[Opening Source material section]

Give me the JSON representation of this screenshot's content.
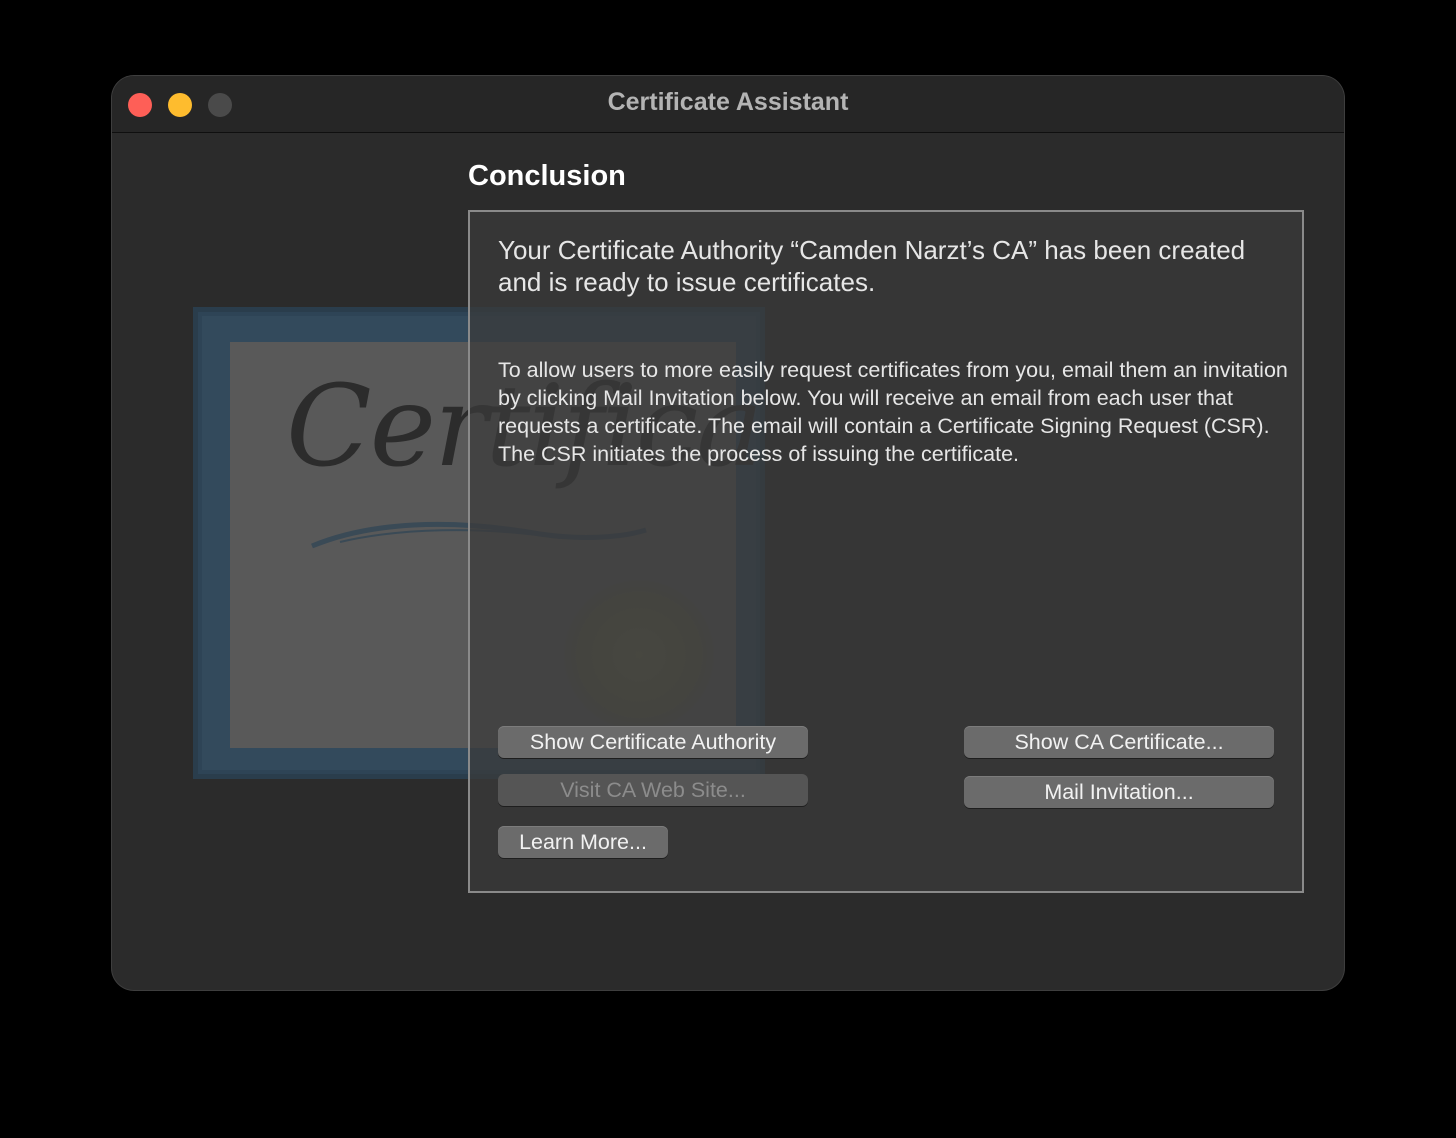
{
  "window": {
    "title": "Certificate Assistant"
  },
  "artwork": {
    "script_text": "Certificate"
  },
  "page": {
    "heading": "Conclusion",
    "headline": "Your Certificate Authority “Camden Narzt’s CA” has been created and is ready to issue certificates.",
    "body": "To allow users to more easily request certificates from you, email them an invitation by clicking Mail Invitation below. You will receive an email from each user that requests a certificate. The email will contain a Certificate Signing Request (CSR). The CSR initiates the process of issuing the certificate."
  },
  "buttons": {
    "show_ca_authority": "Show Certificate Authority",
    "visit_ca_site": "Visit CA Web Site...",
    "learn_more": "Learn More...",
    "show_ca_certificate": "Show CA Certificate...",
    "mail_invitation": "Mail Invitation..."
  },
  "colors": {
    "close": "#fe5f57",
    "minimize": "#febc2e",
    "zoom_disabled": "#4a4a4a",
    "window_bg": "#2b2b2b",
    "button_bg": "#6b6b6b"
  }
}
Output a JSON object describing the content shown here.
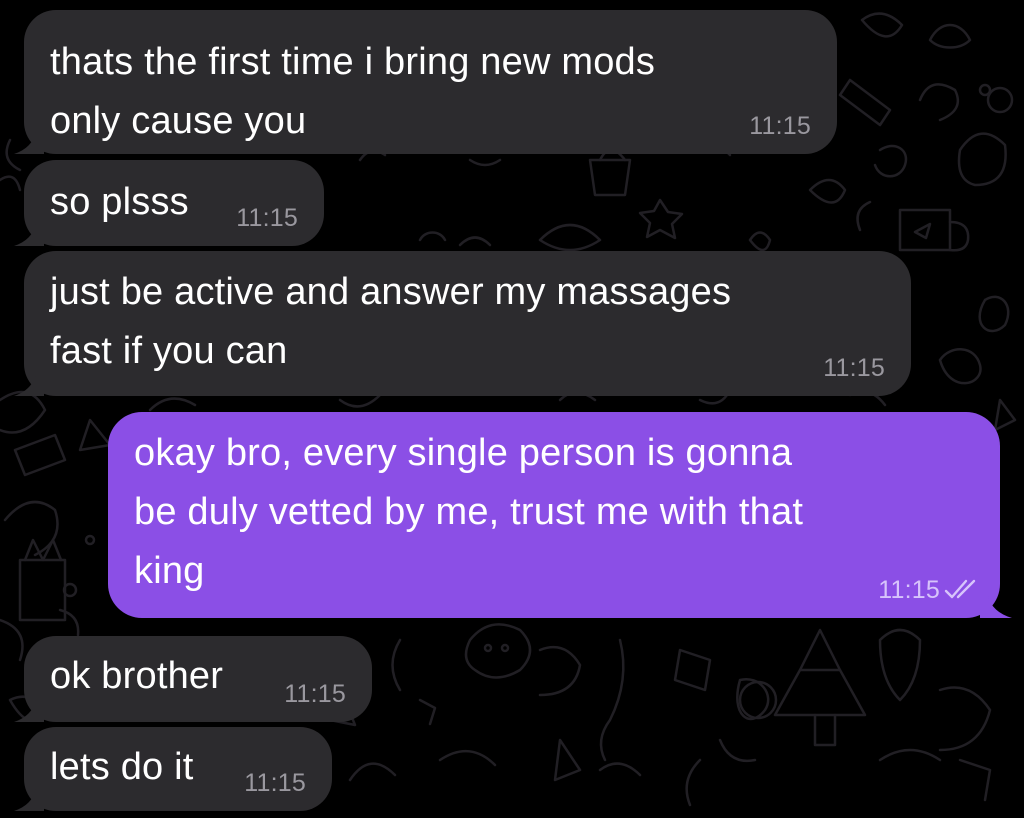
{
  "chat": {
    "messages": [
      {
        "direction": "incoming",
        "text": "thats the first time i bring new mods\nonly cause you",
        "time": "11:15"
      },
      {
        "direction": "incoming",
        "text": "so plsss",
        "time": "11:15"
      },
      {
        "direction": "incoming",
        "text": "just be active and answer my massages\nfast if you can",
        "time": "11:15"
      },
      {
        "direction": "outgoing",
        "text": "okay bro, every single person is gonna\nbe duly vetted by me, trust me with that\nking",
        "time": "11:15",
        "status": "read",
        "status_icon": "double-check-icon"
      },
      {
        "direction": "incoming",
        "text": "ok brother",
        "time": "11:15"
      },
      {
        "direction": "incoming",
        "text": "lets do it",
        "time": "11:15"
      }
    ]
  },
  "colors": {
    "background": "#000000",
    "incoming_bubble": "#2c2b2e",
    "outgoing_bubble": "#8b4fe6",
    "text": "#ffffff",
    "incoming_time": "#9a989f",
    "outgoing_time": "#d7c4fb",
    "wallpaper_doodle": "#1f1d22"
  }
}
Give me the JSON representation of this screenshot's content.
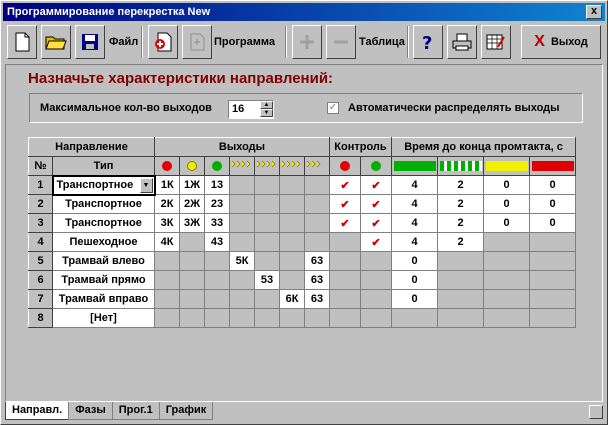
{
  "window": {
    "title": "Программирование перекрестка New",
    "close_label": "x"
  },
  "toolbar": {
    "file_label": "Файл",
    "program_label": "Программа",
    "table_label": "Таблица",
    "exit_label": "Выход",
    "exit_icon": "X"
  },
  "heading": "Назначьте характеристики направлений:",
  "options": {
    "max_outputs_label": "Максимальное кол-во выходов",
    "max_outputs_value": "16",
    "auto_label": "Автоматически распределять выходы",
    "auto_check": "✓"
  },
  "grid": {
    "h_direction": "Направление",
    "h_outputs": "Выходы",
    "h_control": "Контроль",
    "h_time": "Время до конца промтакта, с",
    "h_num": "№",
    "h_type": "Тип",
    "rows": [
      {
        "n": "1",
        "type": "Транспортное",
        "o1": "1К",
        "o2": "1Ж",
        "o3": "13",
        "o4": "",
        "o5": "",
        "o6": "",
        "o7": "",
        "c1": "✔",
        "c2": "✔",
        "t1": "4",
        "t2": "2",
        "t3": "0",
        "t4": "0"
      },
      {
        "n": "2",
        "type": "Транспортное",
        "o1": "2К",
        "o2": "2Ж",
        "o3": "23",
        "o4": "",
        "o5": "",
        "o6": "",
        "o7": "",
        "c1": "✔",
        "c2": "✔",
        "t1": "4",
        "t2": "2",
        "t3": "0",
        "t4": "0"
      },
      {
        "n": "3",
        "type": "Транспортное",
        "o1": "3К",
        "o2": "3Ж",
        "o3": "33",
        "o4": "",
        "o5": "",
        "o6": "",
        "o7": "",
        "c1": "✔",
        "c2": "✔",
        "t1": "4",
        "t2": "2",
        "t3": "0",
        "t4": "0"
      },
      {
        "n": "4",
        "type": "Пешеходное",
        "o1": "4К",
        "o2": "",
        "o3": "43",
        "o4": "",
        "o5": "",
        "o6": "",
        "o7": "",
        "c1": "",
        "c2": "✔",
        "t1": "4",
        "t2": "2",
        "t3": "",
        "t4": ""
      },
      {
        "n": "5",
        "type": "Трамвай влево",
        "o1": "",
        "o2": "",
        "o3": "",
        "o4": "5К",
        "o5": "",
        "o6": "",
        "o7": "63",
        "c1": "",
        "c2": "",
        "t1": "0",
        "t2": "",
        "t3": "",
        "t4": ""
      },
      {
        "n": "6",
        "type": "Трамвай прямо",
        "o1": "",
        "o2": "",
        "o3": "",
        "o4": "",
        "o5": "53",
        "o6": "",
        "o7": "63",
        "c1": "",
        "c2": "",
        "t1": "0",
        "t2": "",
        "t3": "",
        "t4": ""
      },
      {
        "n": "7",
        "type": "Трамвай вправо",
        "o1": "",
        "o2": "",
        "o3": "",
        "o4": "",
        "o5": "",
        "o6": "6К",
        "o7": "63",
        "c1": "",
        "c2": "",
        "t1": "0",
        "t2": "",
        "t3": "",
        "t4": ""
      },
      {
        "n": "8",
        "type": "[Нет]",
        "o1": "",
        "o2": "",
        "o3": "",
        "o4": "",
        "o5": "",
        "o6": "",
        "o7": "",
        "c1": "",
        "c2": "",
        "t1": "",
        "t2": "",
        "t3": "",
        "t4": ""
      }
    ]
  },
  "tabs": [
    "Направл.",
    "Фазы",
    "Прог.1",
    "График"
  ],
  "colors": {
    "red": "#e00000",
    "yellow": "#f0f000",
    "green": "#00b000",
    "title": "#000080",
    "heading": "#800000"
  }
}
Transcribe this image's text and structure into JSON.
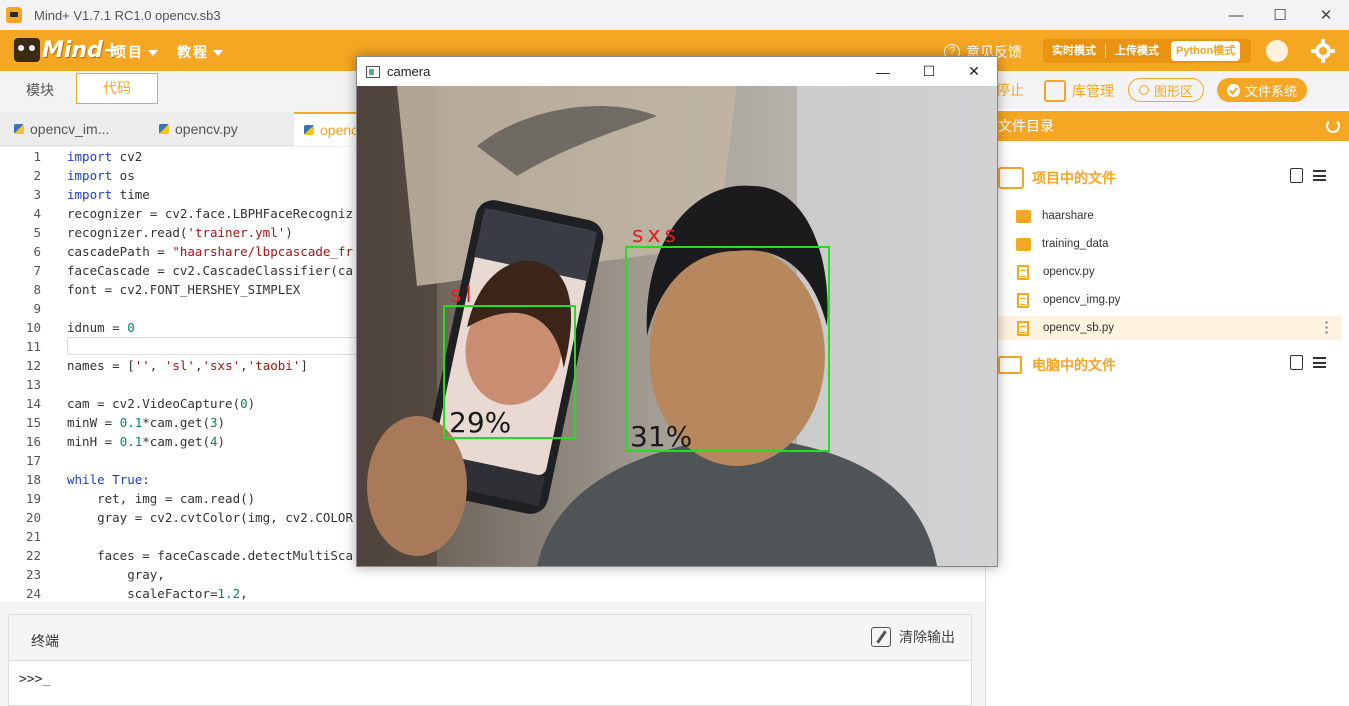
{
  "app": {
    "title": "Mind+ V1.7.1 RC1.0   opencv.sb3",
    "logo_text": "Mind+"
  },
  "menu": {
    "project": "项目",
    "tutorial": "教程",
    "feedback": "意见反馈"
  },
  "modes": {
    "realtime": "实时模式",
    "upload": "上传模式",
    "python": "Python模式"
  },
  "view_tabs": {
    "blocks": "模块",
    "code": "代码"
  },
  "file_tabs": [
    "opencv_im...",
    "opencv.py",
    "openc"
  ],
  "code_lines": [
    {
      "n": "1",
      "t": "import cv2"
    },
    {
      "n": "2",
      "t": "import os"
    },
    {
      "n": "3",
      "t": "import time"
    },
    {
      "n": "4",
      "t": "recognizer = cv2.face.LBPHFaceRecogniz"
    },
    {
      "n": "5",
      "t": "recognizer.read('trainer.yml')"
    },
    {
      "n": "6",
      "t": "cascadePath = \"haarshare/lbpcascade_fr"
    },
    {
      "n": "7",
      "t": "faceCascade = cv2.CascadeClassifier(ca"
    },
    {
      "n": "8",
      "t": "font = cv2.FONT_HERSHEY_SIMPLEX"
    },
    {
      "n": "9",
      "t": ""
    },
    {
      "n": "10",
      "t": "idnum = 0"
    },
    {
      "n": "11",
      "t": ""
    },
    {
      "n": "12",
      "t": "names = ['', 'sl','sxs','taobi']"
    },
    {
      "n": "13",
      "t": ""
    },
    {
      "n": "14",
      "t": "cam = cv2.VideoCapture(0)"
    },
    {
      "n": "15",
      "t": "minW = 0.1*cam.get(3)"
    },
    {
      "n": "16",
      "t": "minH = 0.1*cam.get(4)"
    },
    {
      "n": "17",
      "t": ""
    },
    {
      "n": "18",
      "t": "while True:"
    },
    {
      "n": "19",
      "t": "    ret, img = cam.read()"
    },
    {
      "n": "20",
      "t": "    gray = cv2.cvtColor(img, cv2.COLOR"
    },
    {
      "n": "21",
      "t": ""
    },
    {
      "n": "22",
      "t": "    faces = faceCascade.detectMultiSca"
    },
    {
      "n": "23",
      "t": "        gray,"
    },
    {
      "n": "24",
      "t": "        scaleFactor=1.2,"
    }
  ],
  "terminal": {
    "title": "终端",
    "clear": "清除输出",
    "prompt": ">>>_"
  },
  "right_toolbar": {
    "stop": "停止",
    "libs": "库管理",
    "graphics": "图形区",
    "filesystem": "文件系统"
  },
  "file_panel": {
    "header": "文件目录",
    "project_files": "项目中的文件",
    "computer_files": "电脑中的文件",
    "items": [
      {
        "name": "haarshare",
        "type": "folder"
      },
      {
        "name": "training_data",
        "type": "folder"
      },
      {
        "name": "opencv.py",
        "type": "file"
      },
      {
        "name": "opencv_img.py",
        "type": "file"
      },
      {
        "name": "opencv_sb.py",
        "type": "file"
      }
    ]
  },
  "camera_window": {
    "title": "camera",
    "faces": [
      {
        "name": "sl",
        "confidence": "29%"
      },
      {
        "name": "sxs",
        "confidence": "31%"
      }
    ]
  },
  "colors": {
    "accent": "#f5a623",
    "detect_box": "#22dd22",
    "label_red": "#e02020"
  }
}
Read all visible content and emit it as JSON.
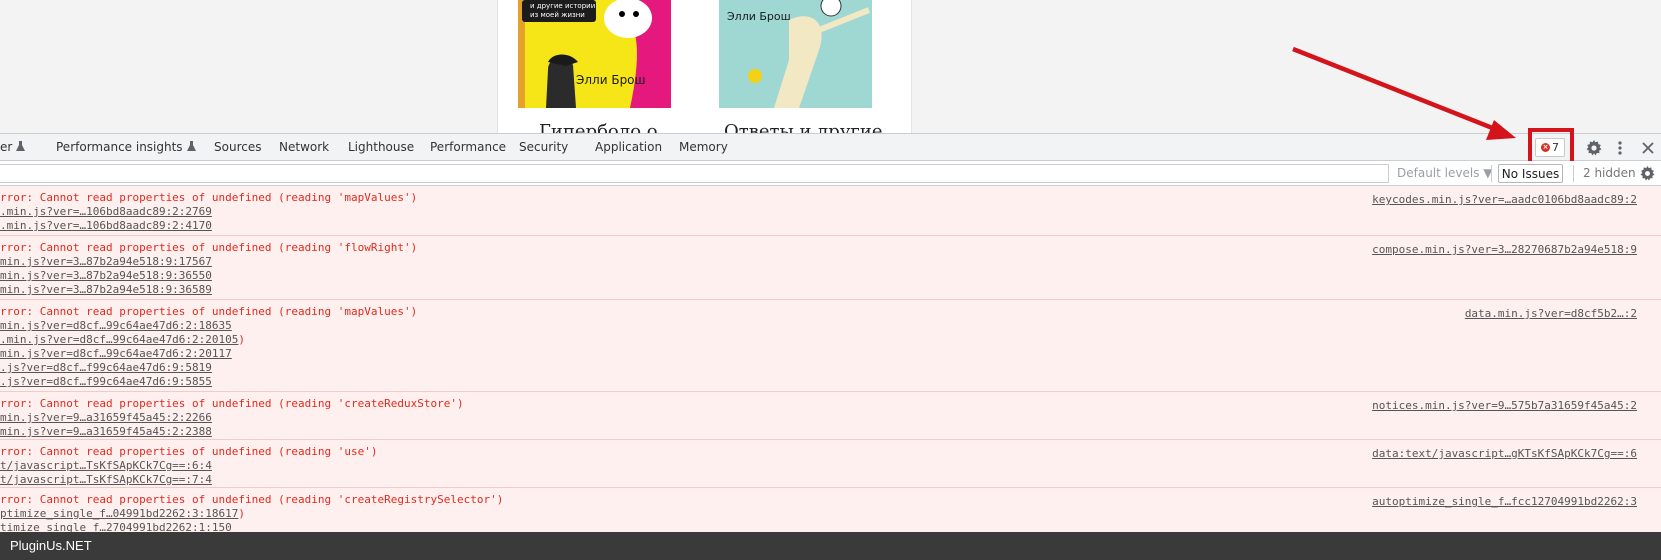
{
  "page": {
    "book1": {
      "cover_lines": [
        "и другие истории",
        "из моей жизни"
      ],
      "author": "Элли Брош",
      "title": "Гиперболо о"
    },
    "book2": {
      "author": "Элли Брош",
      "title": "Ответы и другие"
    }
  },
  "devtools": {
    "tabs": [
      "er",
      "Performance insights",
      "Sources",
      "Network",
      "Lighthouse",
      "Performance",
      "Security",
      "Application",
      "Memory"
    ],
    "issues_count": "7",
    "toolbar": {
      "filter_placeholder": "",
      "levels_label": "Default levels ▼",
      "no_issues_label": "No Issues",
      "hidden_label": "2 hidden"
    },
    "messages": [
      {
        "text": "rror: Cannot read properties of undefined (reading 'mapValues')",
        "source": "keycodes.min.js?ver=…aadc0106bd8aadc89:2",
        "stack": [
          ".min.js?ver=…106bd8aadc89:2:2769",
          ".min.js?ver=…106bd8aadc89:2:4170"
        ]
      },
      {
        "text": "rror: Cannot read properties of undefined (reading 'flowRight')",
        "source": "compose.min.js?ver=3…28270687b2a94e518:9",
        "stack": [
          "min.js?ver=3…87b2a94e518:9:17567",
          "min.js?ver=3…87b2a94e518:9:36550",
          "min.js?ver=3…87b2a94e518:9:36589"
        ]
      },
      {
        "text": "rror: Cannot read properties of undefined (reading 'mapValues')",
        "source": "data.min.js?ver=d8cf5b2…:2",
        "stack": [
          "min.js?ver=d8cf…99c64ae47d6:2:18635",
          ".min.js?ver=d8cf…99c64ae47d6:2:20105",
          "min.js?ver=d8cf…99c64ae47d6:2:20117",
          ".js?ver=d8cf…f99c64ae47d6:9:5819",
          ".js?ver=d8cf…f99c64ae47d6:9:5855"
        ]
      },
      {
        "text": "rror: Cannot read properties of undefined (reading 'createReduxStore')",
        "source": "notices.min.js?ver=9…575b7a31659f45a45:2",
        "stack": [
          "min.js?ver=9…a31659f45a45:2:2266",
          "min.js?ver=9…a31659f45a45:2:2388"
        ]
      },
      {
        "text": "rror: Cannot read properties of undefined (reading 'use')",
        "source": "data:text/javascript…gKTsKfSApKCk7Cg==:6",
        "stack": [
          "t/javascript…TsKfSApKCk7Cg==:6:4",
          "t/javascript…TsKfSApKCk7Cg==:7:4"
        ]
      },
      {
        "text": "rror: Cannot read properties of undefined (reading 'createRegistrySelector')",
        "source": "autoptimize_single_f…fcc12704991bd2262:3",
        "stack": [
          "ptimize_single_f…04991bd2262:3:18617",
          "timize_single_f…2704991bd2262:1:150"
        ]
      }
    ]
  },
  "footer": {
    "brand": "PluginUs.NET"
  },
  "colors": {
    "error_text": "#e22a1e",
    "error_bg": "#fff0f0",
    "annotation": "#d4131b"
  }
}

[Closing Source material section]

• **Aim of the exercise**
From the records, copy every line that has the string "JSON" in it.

• **Solved problem**
Give me the JSON representation of this screenshot's content.
Output a JSON object describing the content shown here.
Give me the JSON representation of this screenshot's content.
Transcribe this image's text and structure into JSON.
Read all visible content and emit it as JSON.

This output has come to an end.